YOUR ASSIGNMENT ::
Where a line below holds the string "icon", copy that line.
(Beginning of RECORDS SUPPLIED)
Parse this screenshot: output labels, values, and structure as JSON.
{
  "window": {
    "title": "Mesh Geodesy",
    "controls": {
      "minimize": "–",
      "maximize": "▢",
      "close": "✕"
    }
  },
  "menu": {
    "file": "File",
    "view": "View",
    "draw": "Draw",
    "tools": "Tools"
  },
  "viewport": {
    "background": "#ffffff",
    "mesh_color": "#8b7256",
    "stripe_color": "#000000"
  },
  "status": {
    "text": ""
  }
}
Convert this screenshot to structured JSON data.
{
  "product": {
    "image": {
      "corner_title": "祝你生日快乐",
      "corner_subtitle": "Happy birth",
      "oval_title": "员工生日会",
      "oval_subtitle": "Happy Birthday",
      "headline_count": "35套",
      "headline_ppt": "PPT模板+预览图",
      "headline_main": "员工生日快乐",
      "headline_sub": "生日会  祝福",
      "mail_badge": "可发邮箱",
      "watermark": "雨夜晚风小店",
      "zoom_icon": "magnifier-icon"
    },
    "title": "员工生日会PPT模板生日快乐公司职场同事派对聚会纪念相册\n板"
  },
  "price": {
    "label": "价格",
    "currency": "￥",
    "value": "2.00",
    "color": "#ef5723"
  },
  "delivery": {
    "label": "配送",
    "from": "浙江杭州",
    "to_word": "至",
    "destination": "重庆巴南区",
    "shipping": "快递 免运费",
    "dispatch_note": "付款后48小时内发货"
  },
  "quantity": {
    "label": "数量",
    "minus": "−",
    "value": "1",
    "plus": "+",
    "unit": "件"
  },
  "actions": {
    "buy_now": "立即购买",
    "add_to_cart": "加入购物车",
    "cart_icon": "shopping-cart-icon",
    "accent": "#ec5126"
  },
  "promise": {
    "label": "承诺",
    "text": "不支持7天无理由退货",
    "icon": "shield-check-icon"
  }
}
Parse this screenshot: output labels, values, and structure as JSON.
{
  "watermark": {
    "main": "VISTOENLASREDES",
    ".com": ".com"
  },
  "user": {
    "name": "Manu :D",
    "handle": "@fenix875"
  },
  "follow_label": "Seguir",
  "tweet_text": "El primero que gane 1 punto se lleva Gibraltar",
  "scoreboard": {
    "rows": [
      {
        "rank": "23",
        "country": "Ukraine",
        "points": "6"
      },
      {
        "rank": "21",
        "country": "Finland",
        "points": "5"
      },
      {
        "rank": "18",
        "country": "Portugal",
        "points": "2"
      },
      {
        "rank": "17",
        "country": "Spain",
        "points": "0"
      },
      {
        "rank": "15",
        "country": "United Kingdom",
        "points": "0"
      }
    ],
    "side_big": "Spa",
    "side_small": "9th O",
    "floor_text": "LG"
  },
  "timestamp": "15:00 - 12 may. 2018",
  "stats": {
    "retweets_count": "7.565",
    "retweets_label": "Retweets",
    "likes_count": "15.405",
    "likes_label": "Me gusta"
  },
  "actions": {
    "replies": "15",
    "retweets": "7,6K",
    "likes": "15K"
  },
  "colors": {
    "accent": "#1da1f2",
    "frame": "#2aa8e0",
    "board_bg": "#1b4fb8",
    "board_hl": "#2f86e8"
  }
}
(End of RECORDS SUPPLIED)
OUTPUT OF THE TASK ::
      "zoom_icon": "magnifier-icon"
    "cart_icon": "shopping-cart-icon",
    "icon": "shield-check-icon"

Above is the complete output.